Case Name: United States of America v. Phillip Robinson
Case No.: 22-1472
Officials: Flaum, Scudder, and St. Eve, Circuit Judges.
Focus: Sentencing Guidelines – Enhancement
Robinson agreed to let an acquaintance, Solorzano, stay at his home in Chicago. Robinson apparently knew that Solorzano was there to sell cocaine; the two frequently exchanged coded text messages about potential deals. One day, Robinson drove to Indiana to pick up Solorzano after an ill-fated transaction had ended with Solorzano getting robbed. Robinson later texted Solorzano, “You should have taken me to watch your back.” Soon afterwards, Solorzano arranged a deal with an undercover officer. Robinson agreed to drive him, and upon their arrival, authorities approached the vehicle to arrest them. One officer said that, during the arrest, he saw his colleague pull a handgun from Robinson’s waistband. The gun was loaded. In addition, the officer who interrogated Robinson following the arrest said that Robinson told him he had brought the gun to avoid being robbed.

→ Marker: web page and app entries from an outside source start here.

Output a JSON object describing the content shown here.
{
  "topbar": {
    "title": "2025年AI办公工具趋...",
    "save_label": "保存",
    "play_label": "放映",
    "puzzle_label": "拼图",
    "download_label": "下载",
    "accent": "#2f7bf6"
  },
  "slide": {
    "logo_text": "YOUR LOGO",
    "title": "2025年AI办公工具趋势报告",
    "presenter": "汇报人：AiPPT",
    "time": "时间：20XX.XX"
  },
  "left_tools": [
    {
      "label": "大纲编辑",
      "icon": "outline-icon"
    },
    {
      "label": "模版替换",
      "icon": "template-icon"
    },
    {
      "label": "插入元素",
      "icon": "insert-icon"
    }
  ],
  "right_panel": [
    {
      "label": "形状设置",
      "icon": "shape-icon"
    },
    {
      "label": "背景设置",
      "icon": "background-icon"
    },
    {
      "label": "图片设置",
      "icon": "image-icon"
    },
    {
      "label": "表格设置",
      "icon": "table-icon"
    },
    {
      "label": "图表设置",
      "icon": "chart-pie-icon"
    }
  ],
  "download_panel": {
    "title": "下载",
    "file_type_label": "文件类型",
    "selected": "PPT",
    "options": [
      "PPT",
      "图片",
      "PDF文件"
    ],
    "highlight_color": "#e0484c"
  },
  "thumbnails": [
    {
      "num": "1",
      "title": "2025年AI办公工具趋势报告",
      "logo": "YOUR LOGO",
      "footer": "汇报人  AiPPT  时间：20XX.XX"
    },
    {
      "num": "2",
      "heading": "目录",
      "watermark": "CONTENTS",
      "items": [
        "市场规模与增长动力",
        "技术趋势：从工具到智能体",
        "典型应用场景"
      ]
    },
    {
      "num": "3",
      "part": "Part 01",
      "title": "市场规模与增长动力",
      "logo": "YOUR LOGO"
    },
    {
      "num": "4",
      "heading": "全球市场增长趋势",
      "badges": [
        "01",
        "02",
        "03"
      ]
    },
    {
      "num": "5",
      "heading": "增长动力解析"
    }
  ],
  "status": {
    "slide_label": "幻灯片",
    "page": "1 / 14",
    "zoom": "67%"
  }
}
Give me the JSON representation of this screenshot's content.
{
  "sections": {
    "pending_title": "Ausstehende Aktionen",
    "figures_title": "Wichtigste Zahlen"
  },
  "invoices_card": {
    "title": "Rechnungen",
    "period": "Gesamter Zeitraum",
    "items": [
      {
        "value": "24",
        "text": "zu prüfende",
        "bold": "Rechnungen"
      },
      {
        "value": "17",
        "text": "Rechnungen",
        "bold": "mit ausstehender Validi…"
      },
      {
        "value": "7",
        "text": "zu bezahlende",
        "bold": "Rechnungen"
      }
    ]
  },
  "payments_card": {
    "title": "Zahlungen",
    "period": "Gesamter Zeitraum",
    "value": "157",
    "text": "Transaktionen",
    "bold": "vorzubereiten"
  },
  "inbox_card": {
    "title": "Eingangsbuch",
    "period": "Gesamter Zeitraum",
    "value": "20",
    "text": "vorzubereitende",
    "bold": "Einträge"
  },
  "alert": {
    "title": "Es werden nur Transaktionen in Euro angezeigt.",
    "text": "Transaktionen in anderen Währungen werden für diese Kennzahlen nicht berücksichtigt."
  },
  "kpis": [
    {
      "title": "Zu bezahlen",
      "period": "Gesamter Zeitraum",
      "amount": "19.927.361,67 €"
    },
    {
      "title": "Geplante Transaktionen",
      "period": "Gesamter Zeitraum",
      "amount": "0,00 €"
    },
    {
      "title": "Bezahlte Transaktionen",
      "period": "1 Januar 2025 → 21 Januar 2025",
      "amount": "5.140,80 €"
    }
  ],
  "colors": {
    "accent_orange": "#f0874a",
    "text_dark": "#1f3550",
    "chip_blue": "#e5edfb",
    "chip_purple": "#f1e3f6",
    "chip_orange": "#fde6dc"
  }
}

Robinson appeals the district court’s application of a sentencing enhancement following a jury trial. Primarily, he raises the familiar challenge that the Constitution prohibits using acquitted conduct for sentencing purposes. He also argues that the district court’s factual findings do not support its application of the enhancement. The use of acquitted conduct to enhance Robinson’s sentence did not violate his constitutional rights and the court made sufficient factual findings to apply the enhancement. The district court’s rationale for connecting the gun to the cocaine conspiracy was clear.